Questions one should ask before getting a reverse mortgage
Older homeowners aged 62 and older are sitting on a mountain of equity. Over $11 trillion dollars according to the National Reverse Mortgage Lenders Association’s Risk-Span Reverse Mortgage Market Index.
With seniors awash in home equity is this a good time for older homeowners to tap into their home’s value? With home prices on average up 42% since the pandemic and the housing market showing signs of a reset or even a crash, the use of equity is a decision that should be approached with full consideration of the risks and benefits.
What considerations should be weighed before tapping into one’s home prior to getting a reverse mortgage? Here are just a few, and as always, homeowners should seek the advice of a trusted professional and work with an experienced and skilled originator.
Questions to ask before getting a reverse mortgage. Will there be a future need for equity at the end of the reverse mortgage?
If equity is needed to move into another home or obtain long-term care and that equity is the only means of paying those expenses, then a reverse mortgage may not be right the best choice. With most reverse mortgage borrowers not opting to make voluntary payments the loan’s balance increases each month with interest charged and insurance being added to each month’s balance.
Is a move likely in the next 5 years?
If a move is in the works or highly likely, then the costs of the reverse mortgage should be closely examined. The longer a homeowner lives with their reverse mortgage the lower their loan’s total annual costs would be since closing costs, upfront FHA insurance, and other fees are financed into the loan.
10 times when it may be a good time to get a reverse mortgage
*When the homeowner intends to live in the home for the foreseeable future.
*If there’s no strong desire to leave the property or its equity for their heirs.
*If there’s a significant and practical need for monthly cash flow without having to sell stocks or other assets at a loss.
*When the homeowner wishes to secure a line of credit * for unforeseen contingencies in the future and have the peace of mind that the line of credit will not be frozen when home values fall. * This only applies to the federally-insured Home Equity Conversion Mortgage (HECM) that’s administered by the Federal Housing Administration.
*When inflation has increased monthly retirement withdrawals that significantly reduce the number of years a retirement nest egg will last. (Sustainable withdrawals).
*When the homeowner wishes to secure access to a portion of their home’s value at its present appraised value instead of when the price of the home has fallen in a down market.
*When a reverse mortgage is part of one’s overall retirement plan created by a financial professional.
*When the elimination of required monthly payments by refinancing a traditional mortgage into a reverse provides a bonafide economic benefit that outweighs other risks.

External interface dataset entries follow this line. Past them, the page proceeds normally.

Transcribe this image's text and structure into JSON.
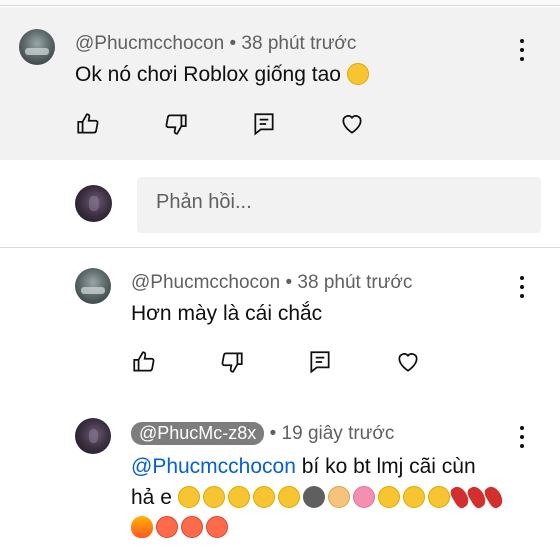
{
  "comment": {
    "author": "@Phucmcchocon",
    "time": "38 phút trước",
    "separator": "•",
    "text": "Ok nó chơi Roblox giống tao"
  },
  "reply_input": {
    "placeholder": "Phản hồi..."
  },
  "reply1": {
    "author": "@Phucmcchocon",
    "time": "38 phút trước",
    "separator": "•",
    "text": "Hơn mày là cái chắc"
  },
  "reply2": {
    "author": "@PhucMc-z8x",
    "time": "19 giây trước",
    "separator": "•",
    "mention": "@Phucmcchocon",
    "text_line1": " bí ko bt lmj cãi cùn",
    "text_line2": "hả e"
  },
  "icons": {
    "like": "thumbs-up-icon",
    "dislike": "thumbs-down-icon",
    "reply": "reply-comment-icon",
    "heart": "heart-icon",
    "more": "more-vert-icon"
  }
}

*When a slightly higher interest rate would disqualify a homeowner who is already considering a reverse mortgage.
*When a reduction in the home’s value would disqualify the homeowner who has already considered taking the loan.
*With home values at record highs and interest rates still below market norms, older homeowners should at least consider the benefits of a reverse mortgage before higher interest rates and lower home values may prevent them from qualifying for the loan.